The FCC imposed the ban in 2007 in an effort to promote the market for set-top boxes that could interoperate with linear cable services by enabling those boxes to de-scramble cable-delivered content. The rule required cable operators to use the same CableCARD security plugin in their own STBs that they were required to make available for use in third-party boxes. The idea was to ensure the operators would continue to have an incentive to support CableCARDs by putting everyone in the same boat.
CableCARDs never really caught on, however, either with consumers or set-top box makers, and the cable industry has long sought repeal of the ban on integrated units, arguing it adds unnecessary cost to operators’ own boxes.
The House Energy and Commerce bill, which is expected to pass the committee, grants cable operators’ wish by sunsetting the integration ban. However, it also gives the FCC authority to impose new set-top security rules in the future.
That balance is critical.
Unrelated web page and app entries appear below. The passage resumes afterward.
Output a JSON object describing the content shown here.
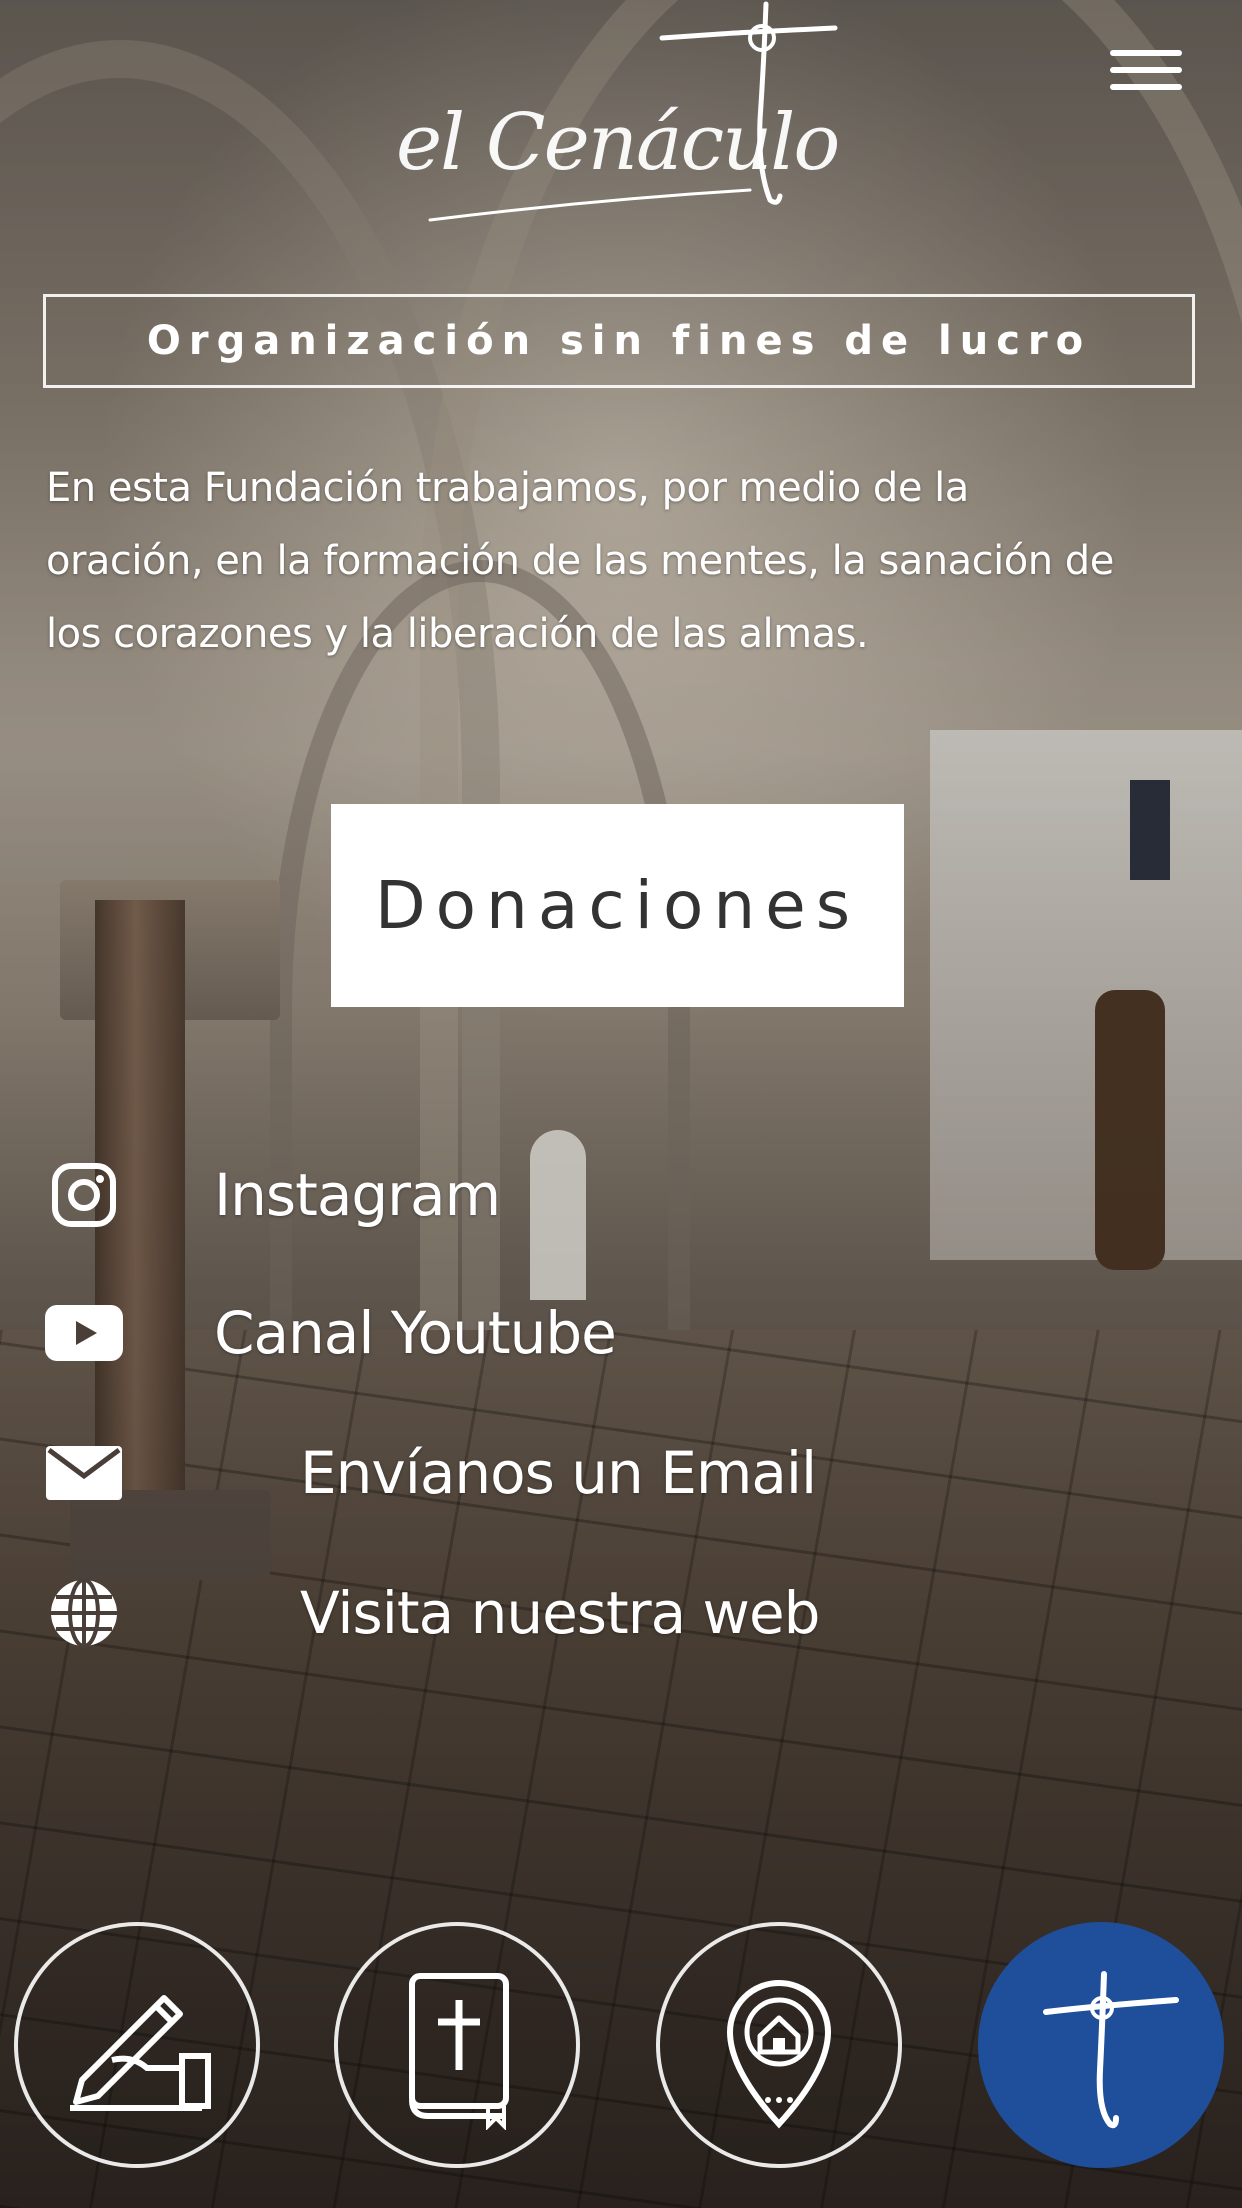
{
  "header": {
    "logo_text": "el Cenáculo",
    "menu_icon": "hamburger-menu-icon"
  },
  "tagline": "Organización sin fines de lucro",
  "intro": {
    "line1": "En esta Fundación trabajamos, por medio de la",
    "line2": "oración, en la formación de las mentes, la sanación de",
    "line3": "los corazones y la liberación de las almas."
  },
  "donate_label": "Donaciones",
  "links": [
    {
      "label": "Instagram",
      "icon": "instagram-icon"
    },
    {
      "label": "Canal Youtube",
      "icon": "youtube-icon"
    },
    {
      "label": "Envíanos un Email",
      "icon": "mail-icon"
    },
    {
      "label": "Visita nuestra web",
      "icon": "globe-icon"
    }
  ],
  "bottom_nav": [
    {
      "icon": "prayer-request-icon"
    },
    {
      "icon": "bible-icon"
    },
    {
      "icon": "location-home-icon"
    },
    {
      "icon": "cross-logo-icon",
      "color": "#1f4e9b"
    }
  ],
  "colors": {
    "button_bg": "#ffffff",
    "button_text": "#333333",
    "accent_blue": "#1f4e9b",
    "text": "#ffffff"
  }
}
As I noted back in March, allowing cable operators to rely on proprietary security systems would give them tremendous leverage over third-party device makers and over-the-top platform providers when it comes to integrating linear and OTT services. Anyone looking to build a fully integrated platform would need to negotiate separate deals with each individual cable provider in order to integrate those linear services into their platforms.
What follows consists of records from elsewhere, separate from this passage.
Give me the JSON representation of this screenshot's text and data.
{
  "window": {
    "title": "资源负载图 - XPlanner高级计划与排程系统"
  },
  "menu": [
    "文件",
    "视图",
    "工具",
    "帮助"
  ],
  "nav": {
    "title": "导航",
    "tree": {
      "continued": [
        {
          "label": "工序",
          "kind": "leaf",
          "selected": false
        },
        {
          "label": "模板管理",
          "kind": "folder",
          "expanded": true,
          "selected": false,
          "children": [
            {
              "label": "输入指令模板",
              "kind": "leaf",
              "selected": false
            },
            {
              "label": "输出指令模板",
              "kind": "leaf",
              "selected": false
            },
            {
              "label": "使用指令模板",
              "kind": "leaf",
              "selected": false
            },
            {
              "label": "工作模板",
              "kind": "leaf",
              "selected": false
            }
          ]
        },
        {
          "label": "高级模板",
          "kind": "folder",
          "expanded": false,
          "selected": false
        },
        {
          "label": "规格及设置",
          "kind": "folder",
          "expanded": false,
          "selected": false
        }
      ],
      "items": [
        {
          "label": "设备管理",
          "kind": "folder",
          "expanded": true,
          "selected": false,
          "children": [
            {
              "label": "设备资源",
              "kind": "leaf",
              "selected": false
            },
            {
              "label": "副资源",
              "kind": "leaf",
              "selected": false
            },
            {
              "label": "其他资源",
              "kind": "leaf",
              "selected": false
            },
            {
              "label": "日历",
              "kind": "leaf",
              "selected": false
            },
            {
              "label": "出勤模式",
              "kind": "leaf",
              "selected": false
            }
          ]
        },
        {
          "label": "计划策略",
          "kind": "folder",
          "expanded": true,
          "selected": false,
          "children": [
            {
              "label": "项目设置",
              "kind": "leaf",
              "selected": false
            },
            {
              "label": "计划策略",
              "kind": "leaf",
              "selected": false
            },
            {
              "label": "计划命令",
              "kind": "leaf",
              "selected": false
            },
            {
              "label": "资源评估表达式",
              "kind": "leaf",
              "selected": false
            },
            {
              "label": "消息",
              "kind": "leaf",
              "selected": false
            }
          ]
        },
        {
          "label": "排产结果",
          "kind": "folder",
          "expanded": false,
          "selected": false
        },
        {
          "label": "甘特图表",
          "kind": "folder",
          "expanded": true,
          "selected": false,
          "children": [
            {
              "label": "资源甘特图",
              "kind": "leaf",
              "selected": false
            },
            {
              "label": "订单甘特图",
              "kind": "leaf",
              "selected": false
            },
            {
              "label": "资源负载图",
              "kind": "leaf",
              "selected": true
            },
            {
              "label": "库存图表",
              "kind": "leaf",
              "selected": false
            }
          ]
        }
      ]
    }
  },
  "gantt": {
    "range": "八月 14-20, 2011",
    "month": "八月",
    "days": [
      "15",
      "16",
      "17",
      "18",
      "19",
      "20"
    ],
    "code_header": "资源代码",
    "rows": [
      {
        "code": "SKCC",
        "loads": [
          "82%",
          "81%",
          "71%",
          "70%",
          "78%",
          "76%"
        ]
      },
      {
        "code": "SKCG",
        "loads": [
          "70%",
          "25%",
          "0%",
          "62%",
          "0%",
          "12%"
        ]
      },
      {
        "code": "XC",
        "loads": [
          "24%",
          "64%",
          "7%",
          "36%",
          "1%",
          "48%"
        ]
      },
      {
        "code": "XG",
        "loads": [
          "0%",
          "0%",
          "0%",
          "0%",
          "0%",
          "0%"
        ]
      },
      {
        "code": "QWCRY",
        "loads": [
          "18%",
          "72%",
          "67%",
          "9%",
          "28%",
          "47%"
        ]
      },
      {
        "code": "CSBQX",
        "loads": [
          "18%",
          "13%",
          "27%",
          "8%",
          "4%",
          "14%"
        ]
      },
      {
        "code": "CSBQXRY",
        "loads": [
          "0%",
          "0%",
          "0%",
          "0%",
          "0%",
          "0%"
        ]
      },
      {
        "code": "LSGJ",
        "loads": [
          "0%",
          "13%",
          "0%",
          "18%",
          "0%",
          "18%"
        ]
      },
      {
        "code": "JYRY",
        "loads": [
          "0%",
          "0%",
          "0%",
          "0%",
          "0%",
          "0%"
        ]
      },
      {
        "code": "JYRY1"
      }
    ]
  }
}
The CableCARD was a kludgy technology from the start, and largely failed to spur the market for third-party STBs. But the principle of separable and standardized security modules was a good one even if the CableCARD itself won’t be missed.
By giving the FCC clear authority to impose new security requirements leaves open the door to adoption of a standardized, downloadable security system in the future. Downloadable security would enable much greater flexibility in the design of devices that can interoperate with pay-TV services than is possible with CableCARD, such as devices that can receive linear services wirelessly, and can iterate much more quickly to support new capabilities and features.
There’s no guarantee that the FCC will ultimately adopt a downloadable security requirement, of course, even if something like the current House bill ultimately becomes law. But beginning the transition away from reliance on CableCARDs without foreclosing the possibility of permission-less integration of linear and OTT services in the future is at least a step in the right direction.